- [Stored data]:
════════════════════
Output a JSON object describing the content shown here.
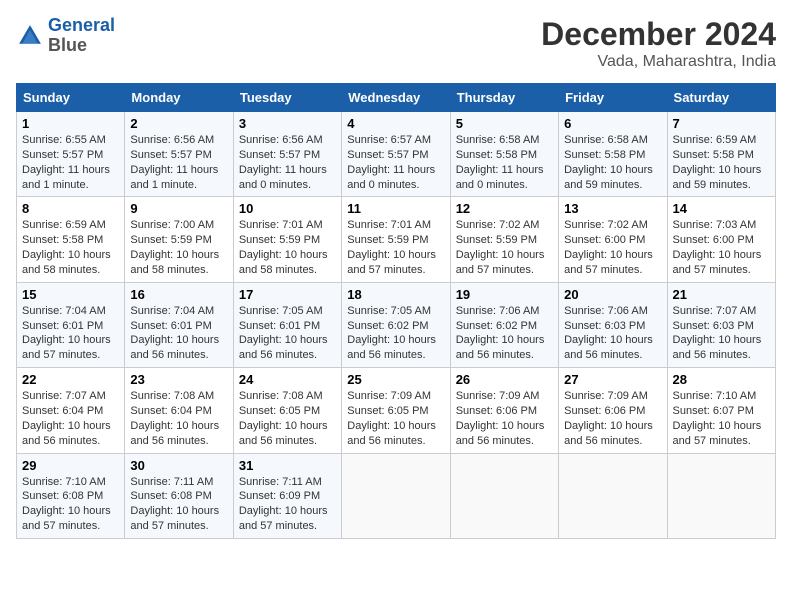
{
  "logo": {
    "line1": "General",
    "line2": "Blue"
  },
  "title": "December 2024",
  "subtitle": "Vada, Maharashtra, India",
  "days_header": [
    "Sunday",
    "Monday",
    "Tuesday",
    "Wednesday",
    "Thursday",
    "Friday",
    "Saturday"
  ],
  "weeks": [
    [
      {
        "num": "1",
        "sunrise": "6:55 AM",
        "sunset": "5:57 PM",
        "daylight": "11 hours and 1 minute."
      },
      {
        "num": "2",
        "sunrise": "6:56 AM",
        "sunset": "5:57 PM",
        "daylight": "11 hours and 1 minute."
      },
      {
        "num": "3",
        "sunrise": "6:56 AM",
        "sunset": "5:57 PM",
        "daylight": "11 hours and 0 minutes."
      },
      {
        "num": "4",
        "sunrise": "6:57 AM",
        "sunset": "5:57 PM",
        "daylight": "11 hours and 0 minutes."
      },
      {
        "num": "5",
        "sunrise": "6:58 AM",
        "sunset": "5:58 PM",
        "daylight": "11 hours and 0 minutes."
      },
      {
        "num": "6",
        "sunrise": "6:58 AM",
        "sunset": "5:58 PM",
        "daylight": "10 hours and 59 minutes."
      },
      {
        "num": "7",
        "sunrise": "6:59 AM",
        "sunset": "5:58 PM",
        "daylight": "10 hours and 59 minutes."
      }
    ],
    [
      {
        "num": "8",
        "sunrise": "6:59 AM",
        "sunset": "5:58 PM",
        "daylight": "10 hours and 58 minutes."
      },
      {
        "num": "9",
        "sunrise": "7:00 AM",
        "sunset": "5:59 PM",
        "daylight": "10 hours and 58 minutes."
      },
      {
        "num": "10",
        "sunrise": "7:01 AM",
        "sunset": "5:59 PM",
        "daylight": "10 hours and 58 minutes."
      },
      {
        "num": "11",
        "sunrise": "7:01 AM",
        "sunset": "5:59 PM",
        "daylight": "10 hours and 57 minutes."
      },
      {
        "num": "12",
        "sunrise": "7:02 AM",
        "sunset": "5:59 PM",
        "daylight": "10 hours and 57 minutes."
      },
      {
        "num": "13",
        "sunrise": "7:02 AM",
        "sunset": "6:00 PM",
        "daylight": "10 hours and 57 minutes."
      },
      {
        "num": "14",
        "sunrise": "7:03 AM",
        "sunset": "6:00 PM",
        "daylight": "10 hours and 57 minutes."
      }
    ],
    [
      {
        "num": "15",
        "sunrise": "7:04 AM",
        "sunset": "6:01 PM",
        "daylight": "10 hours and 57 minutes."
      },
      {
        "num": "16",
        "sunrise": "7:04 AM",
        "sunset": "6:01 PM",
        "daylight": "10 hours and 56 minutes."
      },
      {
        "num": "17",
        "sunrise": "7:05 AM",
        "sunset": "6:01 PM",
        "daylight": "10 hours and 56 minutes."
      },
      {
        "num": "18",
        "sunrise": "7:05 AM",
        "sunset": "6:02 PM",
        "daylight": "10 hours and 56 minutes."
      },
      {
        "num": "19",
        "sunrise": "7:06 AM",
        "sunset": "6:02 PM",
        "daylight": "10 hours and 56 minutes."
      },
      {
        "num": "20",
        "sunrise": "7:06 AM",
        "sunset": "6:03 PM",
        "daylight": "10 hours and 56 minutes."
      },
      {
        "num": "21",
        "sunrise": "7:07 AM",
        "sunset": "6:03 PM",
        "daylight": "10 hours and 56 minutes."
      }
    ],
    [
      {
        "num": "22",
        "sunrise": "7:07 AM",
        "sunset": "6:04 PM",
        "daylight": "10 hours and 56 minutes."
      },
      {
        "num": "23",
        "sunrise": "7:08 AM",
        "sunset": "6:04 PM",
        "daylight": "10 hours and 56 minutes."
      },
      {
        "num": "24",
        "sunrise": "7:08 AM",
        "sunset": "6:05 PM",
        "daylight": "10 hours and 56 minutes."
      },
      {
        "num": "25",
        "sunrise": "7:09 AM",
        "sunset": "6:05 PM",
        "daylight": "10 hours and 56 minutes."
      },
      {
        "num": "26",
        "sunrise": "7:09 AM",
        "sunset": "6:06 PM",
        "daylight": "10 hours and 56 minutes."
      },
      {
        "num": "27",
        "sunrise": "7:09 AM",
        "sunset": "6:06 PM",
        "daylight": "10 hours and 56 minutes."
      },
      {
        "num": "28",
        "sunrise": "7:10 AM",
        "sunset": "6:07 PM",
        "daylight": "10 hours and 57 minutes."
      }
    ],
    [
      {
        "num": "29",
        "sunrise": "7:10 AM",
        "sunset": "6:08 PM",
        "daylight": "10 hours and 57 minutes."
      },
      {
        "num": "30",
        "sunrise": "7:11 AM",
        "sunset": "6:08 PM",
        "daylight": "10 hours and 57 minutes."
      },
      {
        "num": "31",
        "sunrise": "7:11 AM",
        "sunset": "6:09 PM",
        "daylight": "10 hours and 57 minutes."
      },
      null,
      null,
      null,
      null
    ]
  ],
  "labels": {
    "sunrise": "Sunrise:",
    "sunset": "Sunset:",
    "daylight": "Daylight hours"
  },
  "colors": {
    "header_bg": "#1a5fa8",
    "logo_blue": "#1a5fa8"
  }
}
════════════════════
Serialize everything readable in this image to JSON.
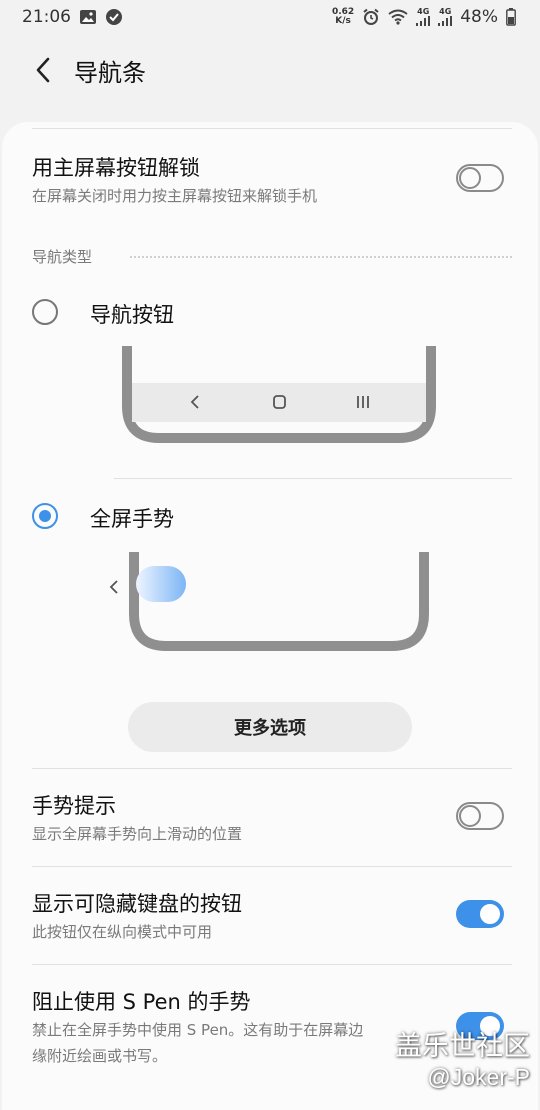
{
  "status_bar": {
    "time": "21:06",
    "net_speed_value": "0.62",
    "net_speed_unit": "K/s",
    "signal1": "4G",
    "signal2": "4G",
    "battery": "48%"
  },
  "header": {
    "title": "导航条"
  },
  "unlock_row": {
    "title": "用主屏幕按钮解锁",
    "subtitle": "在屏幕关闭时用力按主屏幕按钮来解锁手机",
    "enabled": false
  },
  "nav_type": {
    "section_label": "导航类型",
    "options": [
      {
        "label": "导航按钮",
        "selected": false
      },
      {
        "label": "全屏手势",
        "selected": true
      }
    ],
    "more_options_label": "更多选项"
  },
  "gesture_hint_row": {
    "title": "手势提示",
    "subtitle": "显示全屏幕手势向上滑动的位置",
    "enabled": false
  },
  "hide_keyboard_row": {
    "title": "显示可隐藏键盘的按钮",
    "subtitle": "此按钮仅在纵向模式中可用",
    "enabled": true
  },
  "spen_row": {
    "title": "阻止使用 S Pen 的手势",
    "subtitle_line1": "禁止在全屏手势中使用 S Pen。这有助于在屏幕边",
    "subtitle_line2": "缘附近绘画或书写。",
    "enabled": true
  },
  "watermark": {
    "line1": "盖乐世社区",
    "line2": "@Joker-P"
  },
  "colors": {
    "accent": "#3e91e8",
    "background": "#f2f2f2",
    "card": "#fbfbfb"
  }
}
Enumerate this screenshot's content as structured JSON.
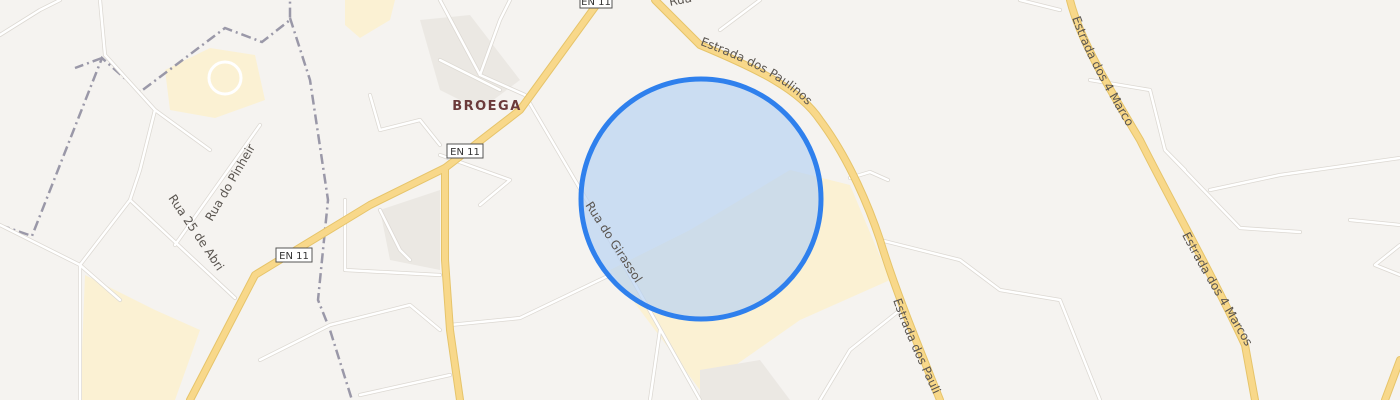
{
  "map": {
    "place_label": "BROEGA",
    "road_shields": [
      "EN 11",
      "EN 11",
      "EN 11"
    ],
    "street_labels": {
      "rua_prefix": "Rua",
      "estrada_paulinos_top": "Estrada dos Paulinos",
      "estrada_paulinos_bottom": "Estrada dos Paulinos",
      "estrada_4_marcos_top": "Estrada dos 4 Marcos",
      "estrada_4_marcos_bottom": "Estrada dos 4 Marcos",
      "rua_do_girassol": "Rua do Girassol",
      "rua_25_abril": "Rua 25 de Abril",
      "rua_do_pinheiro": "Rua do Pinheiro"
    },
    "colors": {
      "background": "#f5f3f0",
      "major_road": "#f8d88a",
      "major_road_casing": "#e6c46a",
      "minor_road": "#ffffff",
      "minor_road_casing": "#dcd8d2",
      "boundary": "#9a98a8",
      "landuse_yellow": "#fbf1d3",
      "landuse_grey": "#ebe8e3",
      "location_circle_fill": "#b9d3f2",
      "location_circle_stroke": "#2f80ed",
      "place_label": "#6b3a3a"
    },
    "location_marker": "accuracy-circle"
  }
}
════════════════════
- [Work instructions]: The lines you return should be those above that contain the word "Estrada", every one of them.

- [Exercise solution]:
      "estrada_paulinos_top": "Estrada dos Paulinos",
      "estrada_paulinos_bottom": "Estrada dos Paulinos",
      "estrada_4_marcos_top": "Estrada dos 4 Marcos",
      "estrada_4_marcos_bottom": "Estrada dos 4 Marcos",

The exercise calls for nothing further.